[Items from a data source]
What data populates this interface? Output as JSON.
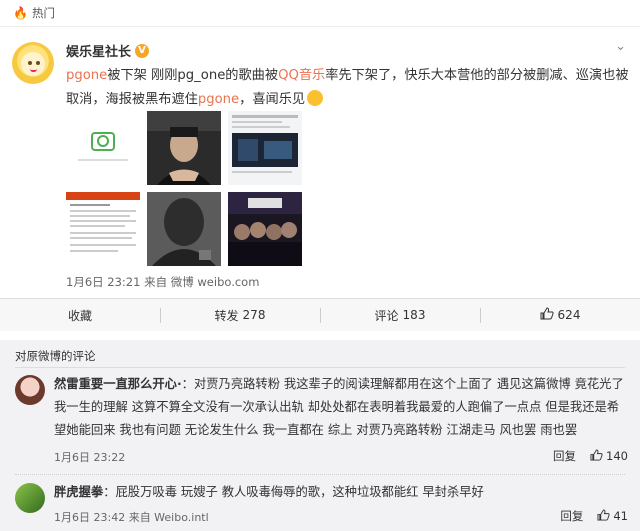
{
  "hot_header": {
    "label": "热门"
  },
  "post": {
    "author": "娱乐星社长",
    "text": {
      "hashtag1": "pgone",
      "part1": "被下架 刚刚pg_one的歌曲被",
      "hashtag2": "QQ音乐",
      "part2": "率先下架了，快乐大本营他的部分被删减、巡演也被取消，海报被黑布遮住",
      "hashtag3": "pgone",
      "part3": "，喜闻乐见"
    },
    "timestamp": "1月6日 23:21 来自 微博 weibo.com"
  },
  "actions": {
    "favorite": {
      "label": "收藏"
    },
    "repost": {
      "label": "转发",
      "count": "278"
    },
    "comment": {
      "label": "评论",
      "count": "183"
    },
    "like": {
      "count": "624"
    }
  },
  "comments_section": {
    "title": "对原微博的评论",
    "comments": [
      {
        "user": "然雷重要一直那么开心·",
        "text": "：对贾乃亮路转粉 我这辈子的阅读理解都用在这个上面了 遇见这篇微博 竟花光了我一生的理解 这算不算全文没有一次承认出轨 却处处都在表明着我最爱的人跑偏了一点点 但是我还是希望她能回来 我也有问题 无论发生什么 我一直都在 综上 对贾乃亮路转粉 江湖走马 风也罢 雨也罢",
        "time": "1月6日 23:22",
        "reply_label": "回复",
        "likes": "140"
      },
      {
        "user": "胖虎握拳",
        "text": "：屁股万吸毒 玩嫂子 教人吸毒侮辱的歌，这种垃圾都能红 早封杀早好",
        "time": "1月6日 23:42 来自 Weibo.intl",
        "reply_label": "回复",
        "likes": "41"
      }
    ]
  }
}
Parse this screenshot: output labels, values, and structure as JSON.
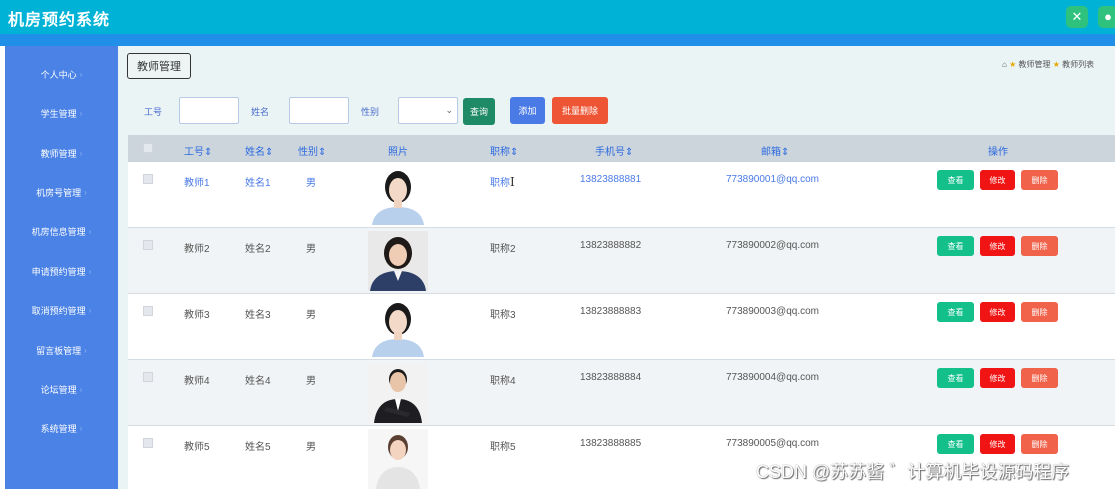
{
  "app": {
    "title": "机房预约系统"
  },
  "sidebar": {
    "items": [
      {
        "label": "个人中心"
      },
      {
        "label": "学生管理"
      },
      {
        "label": "教师管理"
      },
      {
        "label": "机房号管理"
      },
      {
        "label": "机房信息管理"
      },
      {
        "label": "申请预约管理"
      },
      {
        "label": "取消预约管理"
      },
      {
        "label": "留言板管理"
      },
      {
        "label": "论坛管理"
      },
      {
        "label": "系统管理"
      }
    ]
  },
  "content": {
    "tab_label": "教师管理",
    "breadcrumb": [
      "教师管理",
      "教师列表"
    ]
  },
  "filters": {
    "employee_no_label": "工号",
    "name_label": "姓名",
    "gender_label": "性别",
    "employee_no_value": "",
    "name_value": "",
    "gender_value": ""
  },
  "buttons": {
    "query": "查询",
    "add": "添加",
    "batch_delete": "批量删除"
  },
  "table": {
    "headers": {
      "employee_no": "工号",
      "name": "姓名",
      "gender": "性别",
      "photo": "照片",
      "title": "职称",
      "phone": "手机号",
      "email": "邮箱",
      "actions": "操作"
    },
    "sort_glyph": "⇕",
    "rows": [
      {
        "employee_no": "教师1",
        "name": "姓名1",
        "gender": "男",
        "title": "职称",
        "phone": "13823888881",
        "email": "773890001@qq.com",
        "photo": "woman-white-shirt"
      },
      {
        "employee_no": "教师2",
        "name": "姓名2",
        "gender": "男",
        "title": "职称2",
        "phone": "13823888882",
        "email": "773890002@qq.com",
        "photo": "woman-dark-suit"
      },
      {
        "employee_no": "教师3",
        "name": "姓名3",
        "gender": "男",
        "title": "职称3",
        "phone": "13823888883",
        "email": "773890003@qq.com",
        "photo": "woman-white-shirt"
      },
      {
        "employee_no": "教师4",
        "name": "姓名4",
        "gender": "男",
        "title": "职称4",
        "phone": "13823888884",
        "email": "773890004@qq.com",
        "photo": "man-dark-suit"
      },
      {
        "employee_no": "教师5",
        "name": "姓名5",
        "gender": "男",
        "title": "职称5",
        "phone": "13823888885",
        "email": "773890005@qq.com",
        "photo": "woman-white-dress"
      }
    ],
    "row_actions": {
      "view": "查看",
      "edit": "修改",
      "delete": "删除"
    }
  },
  "watermark": "CSDN @苏苏酱 ゛计算机毕设源码程序",
  "colors": {
    "topbar": "#00b3d6",
    "sidebar": "#4a82e6",
    "content_bg": "#eaf4f4",
    "view": "#13c08a",
    "edit": "#f01414",
    "delete": "#f0624a"
  }
}
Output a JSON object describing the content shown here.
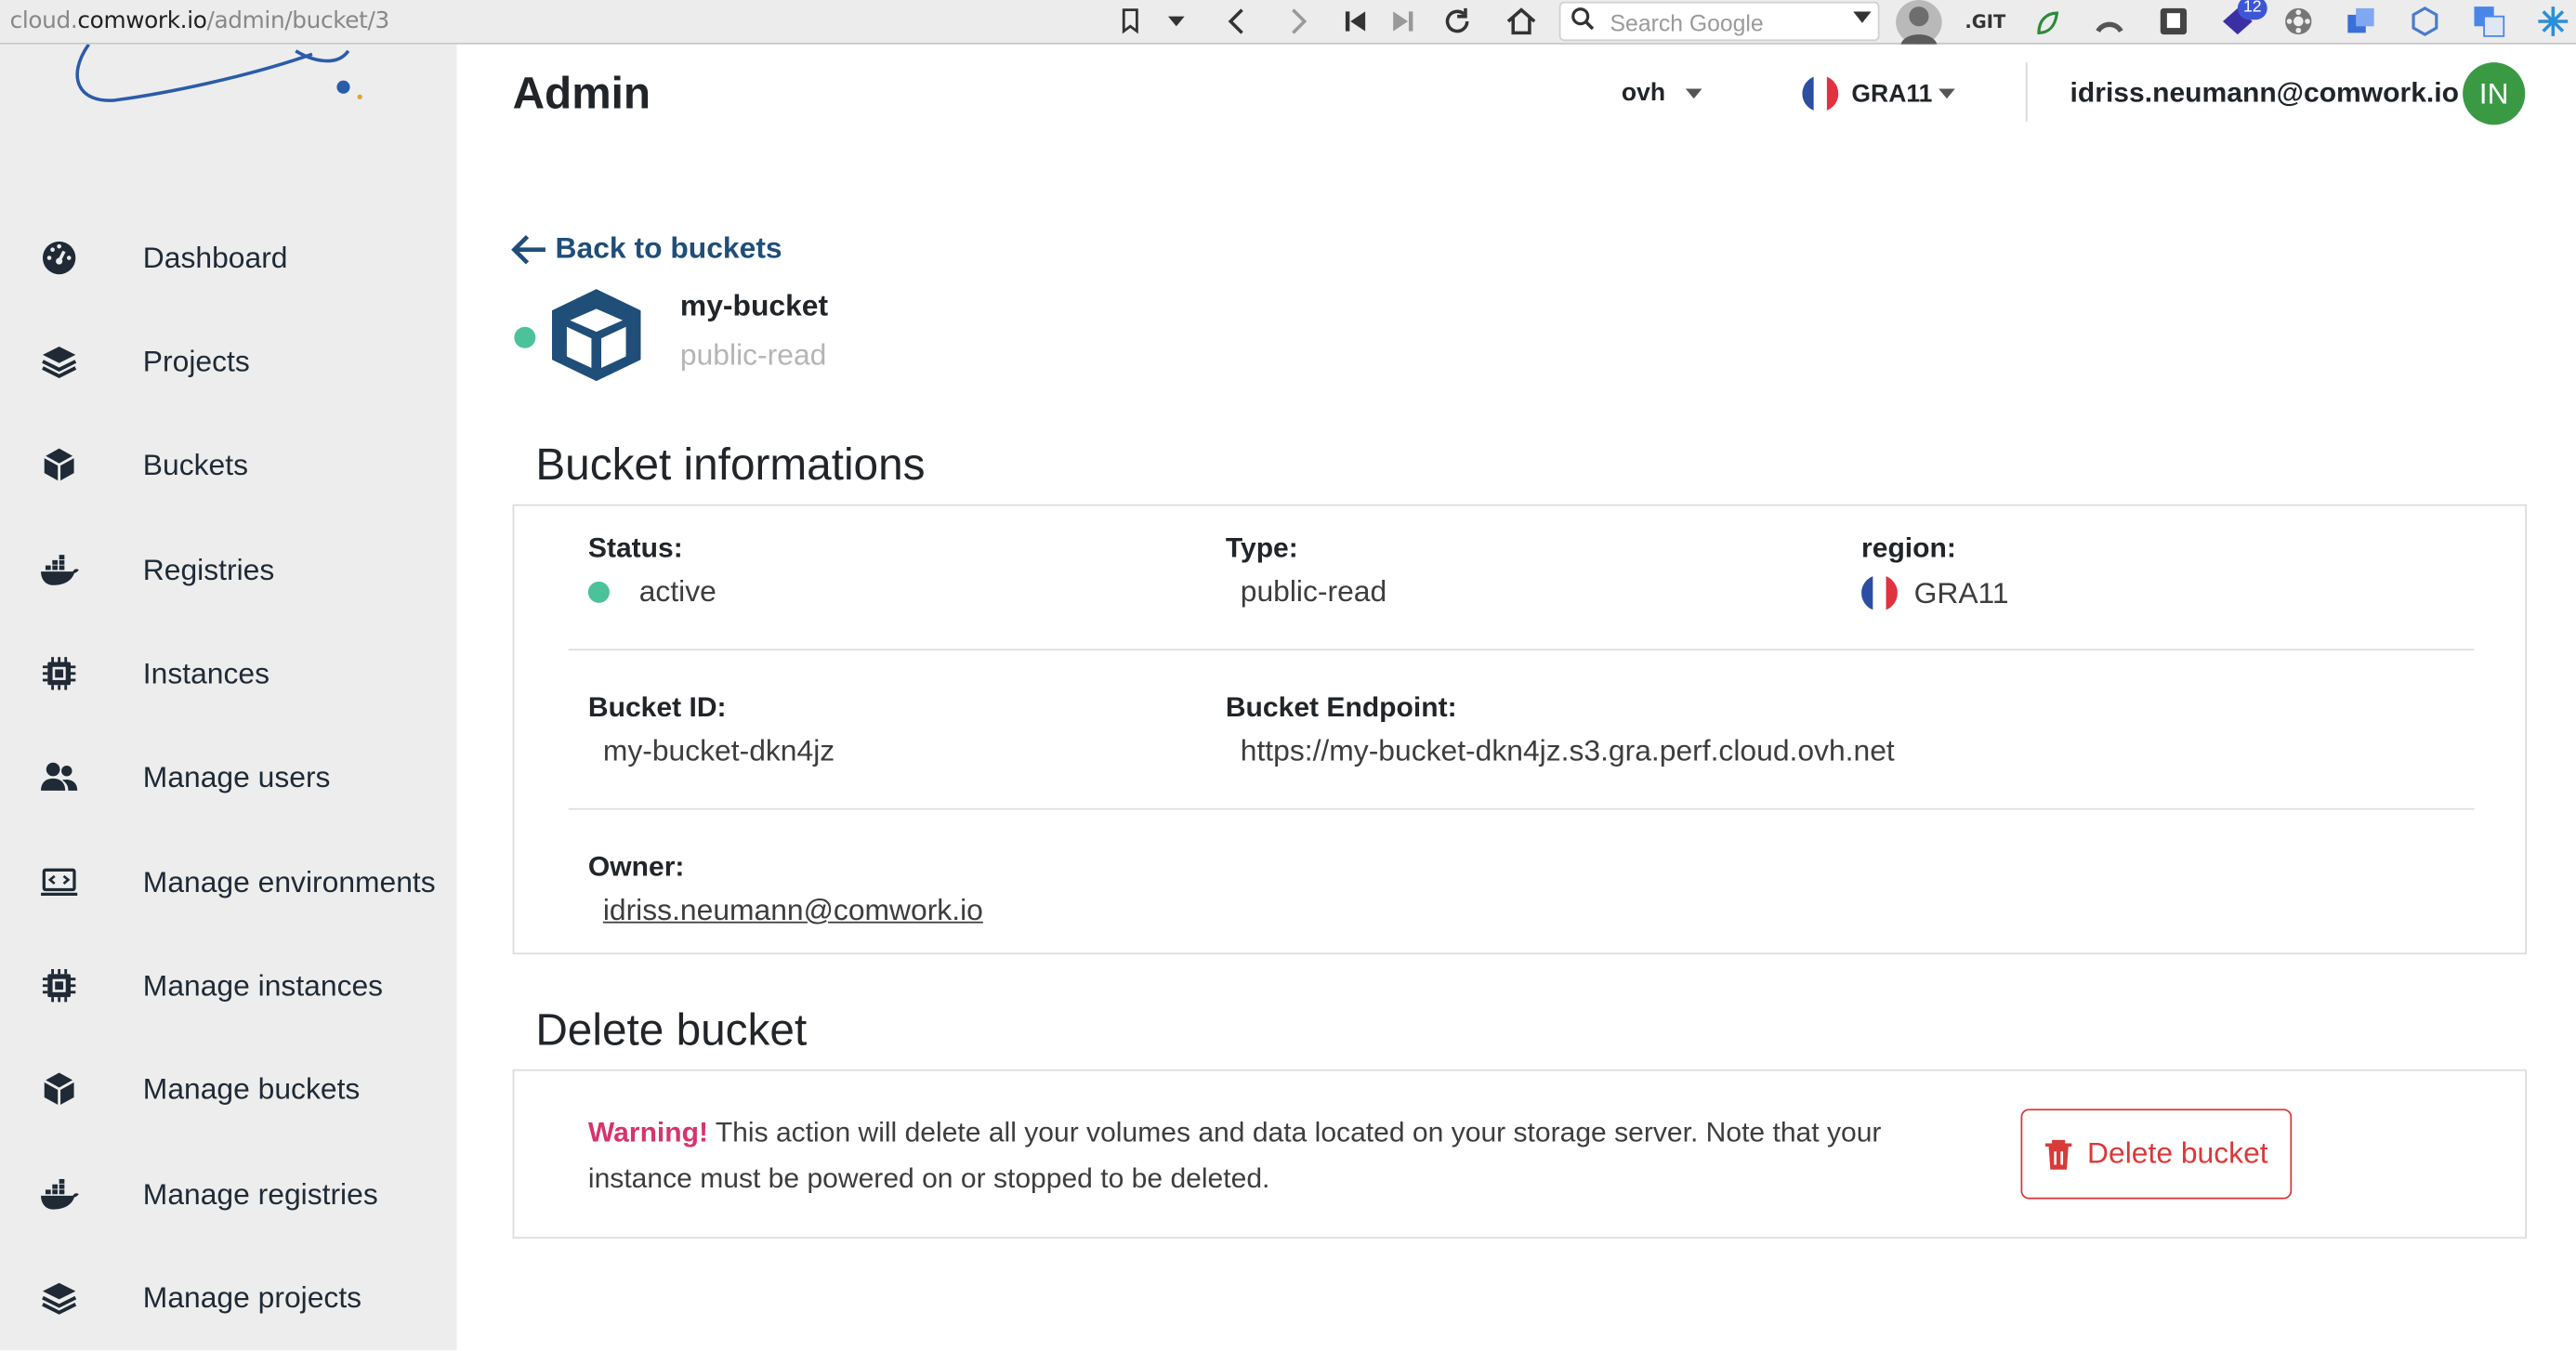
{
  "browser": {
    "url_prefix": "cloud.",
    "url_domain": "comwork.io",
    "url_path": "/admin/bucket/3",
    "search_placeholder": "Search Google",
    "ext_git_label": ".GIT",
    "ext_badge_count": "12"
  },
  "header": {
    "title": "Admin",
    "provider": "ovh",
    "region": "GRA11",
    "user_email": "idriss.neumann@comwork.io",
    "avatar_initials": "IN"
  },
  "sidebar": {
    "items": [
      {
        "label": "Dashboard",
        "icon": "dashboard-icon"
      },
      {
        "label": "Projects",
        "icon": "layers-icon"
      },
      {
        "label": "Buckets",
        "icon": "cube-icon"
      },
      {
        "label": "Registries",
        "icon": "docker-icon"
      },
      {
        "label": "Instances",
        "icon": "chip-icon"
      },
      {
        "label": "Manage users",
        "icon": "users-icon"
      },
      {
        "label": "Manage environments",
        "icon": "laptop-code-icon"
      },
      {
        "label": "Manage instances",
        "icon": "chip-icon"
      },
      {
        "label": "Manage buckets",
        "icon": "cube-icon"
      },
      {
        "label": "Manage registries",
        "icon": "docker-icon"
      },
      {
        "label": "Manage projects",
        "icon": "layers-icon"
      }
    ]
  },
  "back_link": "Back to buckets",
  "bucket": {
    "name": "my-bucket",
    "acl": "public-read"
  },
  "info_section": {
    "title": "Bucket informations",
    "status_label": "Status:",
    "status_value": "active",
    "type_label": "Type:",
    "type_value": "public-read",
    "region_label": "region:",
    "region_value": "GRA11",
    "bucket_id_label": "Bucket ID:",
    "bucket_id_value": "my-bucket-dkn4jz",
    "endpoint_label": "Bucket Endpoint:",
    "endpoint_value": "https://my-bucket-dkn4jz.s3.gra.perf.cloud.ovh.net",
    "owner_label": "Owner:",
    "owner_value": "idriss.neumann@comwork.io"
  },
  "delete_section": {
    "title": "Delete bucket",
    "warning_strong": "Warning!",
    "warning_text": " This action will delete all your volumes and data located on your storage server. Note that your instance must be powered on or stopped to be deleted.",
    "button_label": "Delete bucket"
  },
  "colors": {
    "accent": "#1f4e79",
    "status_active": "#4cc29a",
    "danger": "#d83a3a",
    "warning": "#d9336b",
    "avatar_bg": "#3a9a44"
  }
}
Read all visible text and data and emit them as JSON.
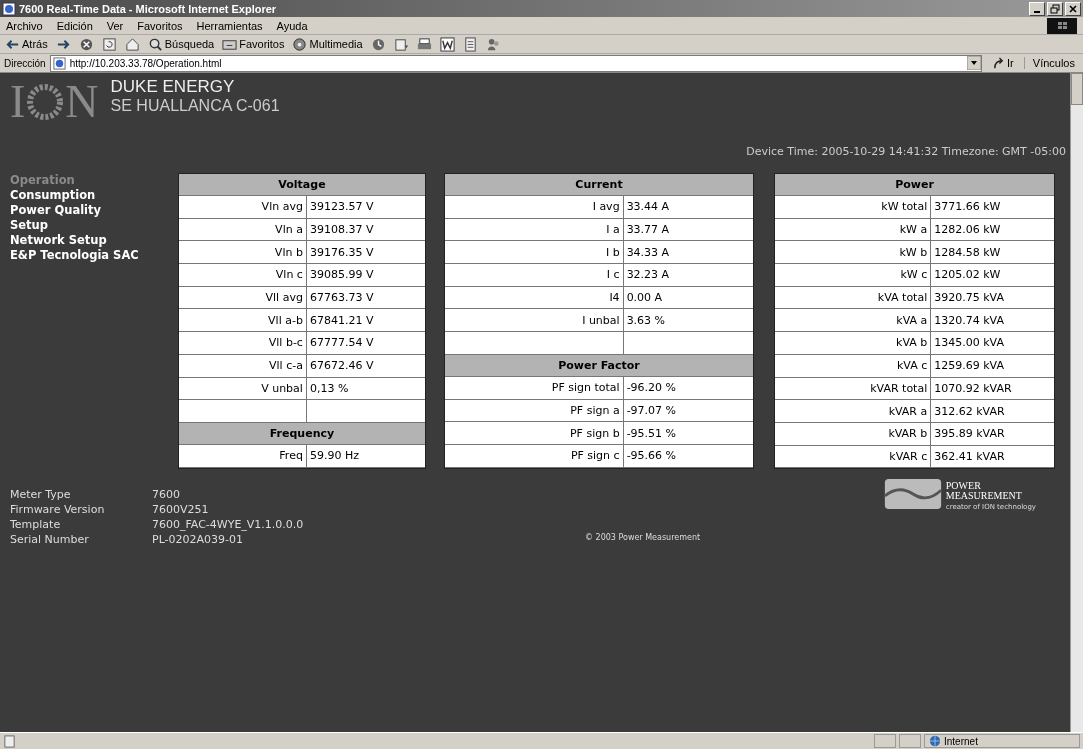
{
  "window": {
    "title": "7600 Real-Time Data - Microsoft Internet Explorer"
  },
  "menu": [
    "Archivo",
    "Edición",
    "Ver",
    "Favoritos",
    "Herramientas",
    "Ayuda"
  ],
  "toolbar": [
    {
      "kind": "back",
      "label": "Atrás"
    },
    {
      "kind": "forward"
    },
    {
      "kind": "stop"
    },
    {
      "kind": "refresh"
    },
    {
      "kind": "home"
    },
    {
      "kind": "search",
      "label": "Búsqueda"
    },
    {
      "kind": "favorites",
      "label": "Favoritos"
    },
    {
      "kind": "media",
      "label": "Multimedia"
    },
    {
      "kind": "history"
    },
    {
      "kind": "mail"
    },
    {
      "kind": "print"
    },
    {
      "kind": "word"
    },
    {
      "kind": "edit"
    },
    {
      "kind": "messenger"
    }
  ],
  "address": {
    "label": "Dirección",
    "url": "http://10.203.33.78/Operation.html",
    "go": "Ir",
    "links": "Vínculos"
  },
  "page": {
    "logo": {
      "left": "I",
      "right": "N"
    },
    "company": "DUKE ENERGY",
    "site": "SE HUALLANCA C-061",
    "device_time": "Device Time: 2005-10-29 14:41:32 Timezone: GMT -05:00",
    "nav": [
      {
        "label": "Operation",
        "selected": true
      },
      {
        "label": "Consumption",
        "selected": false
      },
      {
        "label": "Power Quality",
        "selected": false
      },
      {
        "label": "Setup",
        "selected": false
      },
      {
        "label": "Network Setup",
        "selected": false
      },
      {
        "label": "E&P Tecnologia SAC",
        "selected": false
      }
    ],
    "panels": [
      {
        "sections": [
          {
            "title": "Voltage",
            "rows": [
              {
                "label": "Vln avg",
                "value": "39123.57 V"
              },
              {
                "label": "Vln a",
                "value": "39108.37 V"
              },
              {
                "label": "Vln b",
                "value": "39176.35 V"
              },
              {
                "label": "Vln c",
                "value": "39085.99 V"
              },
              {
                "label": "Vll avg",
                "value": "67763.73 V"
              },
              {
                "label": "Vll a-b",
                "value": "67841.21 V"
              },
              {
                "label": "Vll b-c",
                "value": "67777.54 V"
              },
              {
                "label": "Vll c-a",
                "value": "67672.46 V"
              },
              {
                "label": "V unbal",
                "value": "0,13 %"
              }
            ],
            "blank_row": true
          },
          {
            "title": "Frequency",
            "rows": [
              {
                "label": "Freq",
                "value": "59.90 Hz"
              }
            ]
          }
        ]
      },
      {
        "sections": [
          {
            "title": "Current",
            "rows": [
              {
                "label": "I avg",
                "value": "33.44 A"
              },
              {
                "label": "I a",
                "value": "33.77 A"
              },
              {
                "label": "I b",
                "value": "34.33 A"
              },
              {
                "label": "I c",
                "value": "32.23 A"
              },
              {
                "label": "I4",
                "value": "0.00 A"
              },
              {
                "label": "I unbal",
                "value": "3.63 %"
              }
            ],
            "blank_row": true
          },
          {
            "title": "Power Factor",
            "rows": [
              {
                "label": "PF sign total",
                "value": "-96.20 %"
              },
              {
                "label": "PF sign a",
                "value": "-97.07 %"
              },
              {
                "label": "PF sign b",
                "value": "-95.51 %"
              },
              {
                "label": "PF sign c",
                "value": "-95.66 %"
              }
            ]
          }
        ]
      },
      {
        "sections": [
          {
            "title": "Power",
            "rows": [
              {
                "label": "kW total",
                "value": "3771.66 kW"
              },
              {
                "label": "kW a",
                "value": "1282.06 kW"
              },
              {
                "label": "kW b",
                "value": "1284.58 kW"
              },
              {
                "label": "kW c",
                "value": "1205.02 kW"
              },
              {
                "label": "kVA total",
                "value": "3920.75 kVA"
              },
              {
                "label": "kVA a",
                "value": "1320.74 kVA"
              },
              {
                "label": "kVA b",
                "value": "1345.00 kVA"
              },
              {
                "label": "kVA c",
                "value": "1259.69 kVA"
              },
              {
                "label": "kVAR total",
                "value": "1070.92 kVAR"
              },
              {
                "label": "kVAR a",
                "value": "312.62 kVAR"
              },
              {
                "label": "kVAR b",
                "value": "395.89 kVAR"
              },
              {
                "label": "kVAR c",
                "value": "362.41 kVAR"
              }
            ]
          }
        ]
      }
    ],
    "meter_info": [
      {
        "label": "Meter Type",
        "value": "7600"
      },
      {
        "label": "Firmware Version",
        "value": "7600V251"
      },
      {
        "label": "Template",
        "value": "7600_FAC-4WYE_V1.1.0.0.0"
      },
      {
        "label": "Serial Number",
        "value": "PL-0202A039-01"
      }
    ],
    "copyright": "© 2003 Power Measurement",
    "brand": {
      "line1": "POWER",
      "line2": "MEASUREMENT",
      "tagline": "creator of ION technology"
    }
  },
  "status_bar": {
    "zone": "Internet"
  }
}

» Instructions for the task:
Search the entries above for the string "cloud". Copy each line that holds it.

» Result for this exercise:
    "url_prefix": "cloud.",
    "endpoint_value": "https://my-bucket-dkn4jz.s3.gra.perf.cloud.ovh.net",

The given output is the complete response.